#### [TASK GOAL]
Which of the lines below mention the word "brand"? Pull each one out.

#### [EXCERPTED RECORDS]
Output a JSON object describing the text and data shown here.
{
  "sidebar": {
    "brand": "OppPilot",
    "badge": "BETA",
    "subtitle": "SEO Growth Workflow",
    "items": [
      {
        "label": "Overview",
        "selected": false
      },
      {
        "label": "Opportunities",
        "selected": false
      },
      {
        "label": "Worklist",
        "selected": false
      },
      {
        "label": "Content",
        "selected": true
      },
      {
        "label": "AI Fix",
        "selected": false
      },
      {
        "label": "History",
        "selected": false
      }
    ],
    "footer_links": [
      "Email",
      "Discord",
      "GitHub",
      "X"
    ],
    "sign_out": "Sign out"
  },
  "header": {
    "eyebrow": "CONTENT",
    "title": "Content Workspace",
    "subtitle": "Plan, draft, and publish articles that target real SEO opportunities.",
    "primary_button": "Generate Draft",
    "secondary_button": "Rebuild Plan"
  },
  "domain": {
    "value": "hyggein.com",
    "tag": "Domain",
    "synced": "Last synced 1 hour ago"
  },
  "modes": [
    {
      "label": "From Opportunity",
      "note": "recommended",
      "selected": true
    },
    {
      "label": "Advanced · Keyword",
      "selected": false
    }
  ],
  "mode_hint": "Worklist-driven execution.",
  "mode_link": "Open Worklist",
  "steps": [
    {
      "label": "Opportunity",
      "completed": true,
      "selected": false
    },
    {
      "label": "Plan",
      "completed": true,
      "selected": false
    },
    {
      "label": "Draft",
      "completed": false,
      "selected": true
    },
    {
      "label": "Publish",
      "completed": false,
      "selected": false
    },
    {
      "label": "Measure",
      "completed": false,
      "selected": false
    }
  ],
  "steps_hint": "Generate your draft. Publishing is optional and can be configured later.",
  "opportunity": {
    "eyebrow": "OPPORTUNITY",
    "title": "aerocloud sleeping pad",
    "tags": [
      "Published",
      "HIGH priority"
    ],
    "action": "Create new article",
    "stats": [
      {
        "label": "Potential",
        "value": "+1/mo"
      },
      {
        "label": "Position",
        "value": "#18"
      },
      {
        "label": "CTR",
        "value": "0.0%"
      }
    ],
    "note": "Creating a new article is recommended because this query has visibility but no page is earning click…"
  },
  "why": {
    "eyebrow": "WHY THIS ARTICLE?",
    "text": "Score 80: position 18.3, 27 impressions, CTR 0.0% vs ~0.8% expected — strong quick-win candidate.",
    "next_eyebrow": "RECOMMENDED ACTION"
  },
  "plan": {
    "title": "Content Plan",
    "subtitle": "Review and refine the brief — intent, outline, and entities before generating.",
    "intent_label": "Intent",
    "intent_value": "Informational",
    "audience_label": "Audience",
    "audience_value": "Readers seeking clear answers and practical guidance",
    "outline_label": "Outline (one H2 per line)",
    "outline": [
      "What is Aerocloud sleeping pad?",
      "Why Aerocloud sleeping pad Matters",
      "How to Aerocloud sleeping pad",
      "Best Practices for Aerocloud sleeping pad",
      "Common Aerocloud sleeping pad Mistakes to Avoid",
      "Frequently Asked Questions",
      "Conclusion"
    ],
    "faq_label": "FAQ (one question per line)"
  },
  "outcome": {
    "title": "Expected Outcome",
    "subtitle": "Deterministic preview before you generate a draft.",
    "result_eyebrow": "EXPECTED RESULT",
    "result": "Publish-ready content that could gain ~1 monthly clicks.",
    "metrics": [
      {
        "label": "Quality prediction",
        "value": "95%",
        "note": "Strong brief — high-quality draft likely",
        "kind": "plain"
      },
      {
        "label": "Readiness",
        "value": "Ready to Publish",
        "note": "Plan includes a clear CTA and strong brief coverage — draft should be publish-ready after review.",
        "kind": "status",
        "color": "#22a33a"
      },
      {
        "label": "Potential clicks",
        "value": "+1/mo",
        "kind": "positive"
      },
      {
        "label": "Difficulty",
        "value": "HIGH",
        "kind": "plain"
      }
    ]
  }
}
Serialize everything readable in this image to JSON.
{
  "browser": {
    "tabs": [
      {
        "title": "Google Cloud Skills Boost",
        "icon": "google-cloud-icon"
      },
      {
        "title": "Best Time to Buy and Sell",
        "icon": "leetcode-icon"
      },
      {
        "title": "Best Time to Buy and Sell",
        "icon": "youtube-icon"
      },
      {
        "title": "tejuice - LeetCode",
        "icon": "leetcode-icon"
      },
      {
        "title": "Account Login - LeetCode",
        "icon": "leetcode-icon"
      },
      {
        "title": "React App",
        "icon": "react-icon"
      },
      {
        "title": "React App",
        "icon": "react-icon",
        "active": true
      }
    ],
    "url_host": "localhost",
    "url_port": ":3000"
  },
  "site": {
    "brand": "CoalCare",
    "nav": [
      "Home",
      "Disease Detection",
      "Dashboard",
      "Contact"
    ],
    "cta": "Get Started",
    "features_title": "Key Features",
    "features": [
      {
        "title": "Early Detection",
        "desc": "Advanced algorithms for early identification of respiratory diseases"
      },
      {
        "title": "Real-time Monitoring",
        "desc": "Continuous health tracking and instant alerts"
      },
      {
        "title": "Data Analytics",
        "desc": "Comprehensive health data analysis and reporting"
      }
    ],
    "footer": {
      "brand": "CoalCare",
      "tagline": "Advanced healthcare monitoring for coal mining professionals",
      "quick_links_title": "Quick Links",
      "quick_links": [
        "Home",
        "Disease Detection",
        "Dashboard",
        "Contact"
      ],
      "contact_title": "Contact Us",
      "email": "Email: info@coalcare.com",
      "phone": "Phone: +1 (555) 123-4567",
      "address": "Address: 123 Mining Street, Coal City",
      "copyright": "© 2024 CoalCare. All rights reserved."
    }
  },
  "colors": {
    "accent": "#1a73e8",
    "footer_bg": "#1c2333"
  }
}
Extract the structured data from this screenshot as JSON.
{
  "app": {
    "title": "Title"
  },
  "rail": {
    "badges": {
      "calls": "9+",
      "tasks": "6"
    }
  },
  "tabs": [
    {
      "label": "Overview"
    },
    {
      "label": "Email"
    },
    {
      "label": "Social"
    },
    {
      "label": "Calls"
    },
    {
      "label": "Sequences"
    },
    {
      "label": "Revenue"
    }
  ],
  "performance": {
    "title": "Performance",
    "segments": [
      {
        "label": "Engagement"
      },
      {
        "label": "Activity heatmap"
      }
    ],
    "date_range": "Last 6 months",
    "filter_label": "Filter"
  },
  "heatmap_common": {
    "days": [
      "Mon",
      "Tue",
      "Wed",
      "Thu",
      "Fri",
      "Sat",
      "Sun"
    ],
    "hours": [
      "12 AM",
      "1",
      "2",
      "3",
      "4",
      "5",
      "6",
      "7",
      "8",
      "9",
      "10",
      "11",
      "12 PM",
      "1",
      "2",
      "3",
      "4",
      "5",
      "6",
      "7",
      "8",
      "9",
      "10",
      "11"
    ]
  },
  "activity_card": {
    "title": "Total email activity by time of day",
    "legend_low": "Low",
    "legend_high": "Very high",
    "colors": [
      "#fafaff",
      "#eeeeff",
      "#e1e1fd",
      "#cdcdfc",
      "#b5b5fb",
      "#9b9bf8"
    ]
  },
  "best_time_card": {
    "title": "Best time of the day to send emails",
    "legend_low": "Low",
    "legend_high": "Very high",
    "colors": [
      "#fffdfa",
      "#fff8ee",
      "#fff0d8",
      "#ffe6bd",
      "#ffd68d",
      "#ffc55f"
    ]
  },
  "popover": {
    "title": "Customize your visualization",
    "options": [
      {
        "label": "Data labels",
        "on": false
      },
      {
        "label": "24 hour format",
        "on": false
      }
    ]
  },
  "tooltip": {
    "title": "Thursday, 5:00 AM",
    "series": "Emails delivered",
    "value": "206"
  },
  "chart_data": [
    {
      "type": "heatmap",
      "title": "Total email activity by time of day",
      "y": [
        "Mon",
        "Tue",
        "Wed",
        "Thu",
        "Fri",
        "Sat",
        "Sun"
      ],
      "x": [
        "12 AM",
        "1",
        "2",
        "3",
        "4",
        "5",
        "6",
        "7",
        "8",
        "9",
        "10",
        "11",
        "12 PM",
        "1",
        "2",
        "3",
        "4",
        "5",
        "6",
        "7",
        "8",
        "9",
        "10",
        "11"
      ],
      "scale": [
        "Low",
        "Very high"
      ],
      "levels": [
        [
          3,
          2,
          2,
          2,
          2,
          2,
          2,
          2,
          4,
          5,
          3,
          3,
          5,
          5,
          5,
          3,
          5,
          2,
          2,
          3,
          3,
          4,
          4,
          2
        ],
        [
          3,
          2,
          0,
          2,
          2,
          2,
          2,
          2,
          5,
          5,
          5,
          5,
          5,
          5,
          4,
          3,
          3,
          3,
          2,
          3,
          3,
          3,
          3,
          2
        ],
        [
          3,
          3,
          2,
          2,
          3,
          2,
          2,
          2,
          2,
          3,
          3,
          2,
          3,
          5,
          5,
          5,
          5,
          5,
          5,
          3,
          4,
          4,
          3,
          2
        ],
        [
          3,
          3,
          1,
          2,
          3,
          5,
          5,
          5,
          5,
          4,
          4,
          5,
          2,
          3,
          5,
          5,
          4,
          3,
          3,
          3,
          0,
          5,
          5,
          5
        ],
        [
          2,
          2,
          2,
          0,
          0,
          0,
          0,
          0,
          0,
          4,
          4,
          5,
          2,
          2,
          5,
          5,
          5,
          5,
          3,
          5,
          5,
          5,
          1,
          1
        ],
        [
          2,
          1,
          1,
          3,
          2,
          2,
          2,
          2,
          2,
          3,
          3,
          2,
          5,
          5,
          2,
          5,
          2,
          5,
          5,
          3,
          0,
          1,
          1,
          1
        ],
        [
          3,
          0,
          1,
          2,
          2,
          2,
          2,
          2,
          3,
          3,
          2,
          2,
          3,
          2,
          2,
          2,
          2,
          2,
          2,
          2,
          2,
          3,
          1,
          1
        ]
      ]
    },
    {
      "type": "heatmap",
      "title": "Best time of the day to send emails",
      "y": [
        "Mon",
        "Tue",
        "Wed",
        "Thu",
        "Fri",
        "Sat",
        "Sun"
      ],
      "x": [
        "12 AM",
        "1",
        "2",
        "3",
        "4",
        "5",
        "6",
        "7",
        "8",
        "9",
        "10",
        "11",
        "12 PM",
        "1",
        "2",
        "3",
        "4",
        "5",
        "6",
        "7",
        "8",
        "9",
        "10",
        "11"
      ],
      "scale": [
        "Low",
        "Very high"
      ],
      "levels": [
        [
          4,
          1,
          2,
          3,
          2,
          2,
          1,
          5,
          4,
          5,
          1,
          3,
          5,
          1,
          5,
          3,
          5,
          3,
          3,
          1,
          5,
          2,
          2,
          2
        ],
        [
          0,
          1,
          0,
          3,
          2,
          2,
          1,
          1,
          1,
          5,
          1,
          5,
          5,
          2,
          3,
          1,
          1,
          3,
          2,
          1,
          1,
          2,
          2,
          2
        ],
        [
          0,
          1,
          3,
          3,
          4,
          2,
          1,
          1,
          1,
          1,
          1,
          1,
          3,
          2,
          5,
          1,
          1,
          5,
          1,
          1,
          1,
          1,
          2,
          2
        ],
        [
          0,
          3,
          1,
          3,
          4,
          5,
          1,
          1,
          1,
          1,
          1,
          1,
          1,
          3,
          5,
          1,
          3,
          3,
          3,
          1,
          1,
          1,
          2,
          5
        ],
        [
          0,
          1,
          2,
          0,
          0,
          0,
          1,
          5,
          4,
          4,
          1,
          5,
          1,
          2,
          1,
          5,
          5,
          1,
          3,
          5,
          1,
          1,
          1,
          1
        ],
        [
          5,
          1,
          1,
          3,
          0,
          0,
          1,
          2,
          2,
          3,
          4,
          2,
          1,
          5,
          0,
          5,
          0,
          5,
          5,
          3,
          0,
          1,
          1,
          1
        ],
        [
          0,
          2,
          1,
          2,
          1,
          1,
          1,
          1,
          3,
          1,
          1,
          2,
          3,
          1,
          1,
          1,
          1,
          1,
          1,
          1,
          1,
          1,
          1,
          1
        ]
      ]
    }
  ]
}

#### [ANSWER SECTION]
    "brand": "OppPilot",
    "brand": "CoalCare",
      "brand": "CoalCare",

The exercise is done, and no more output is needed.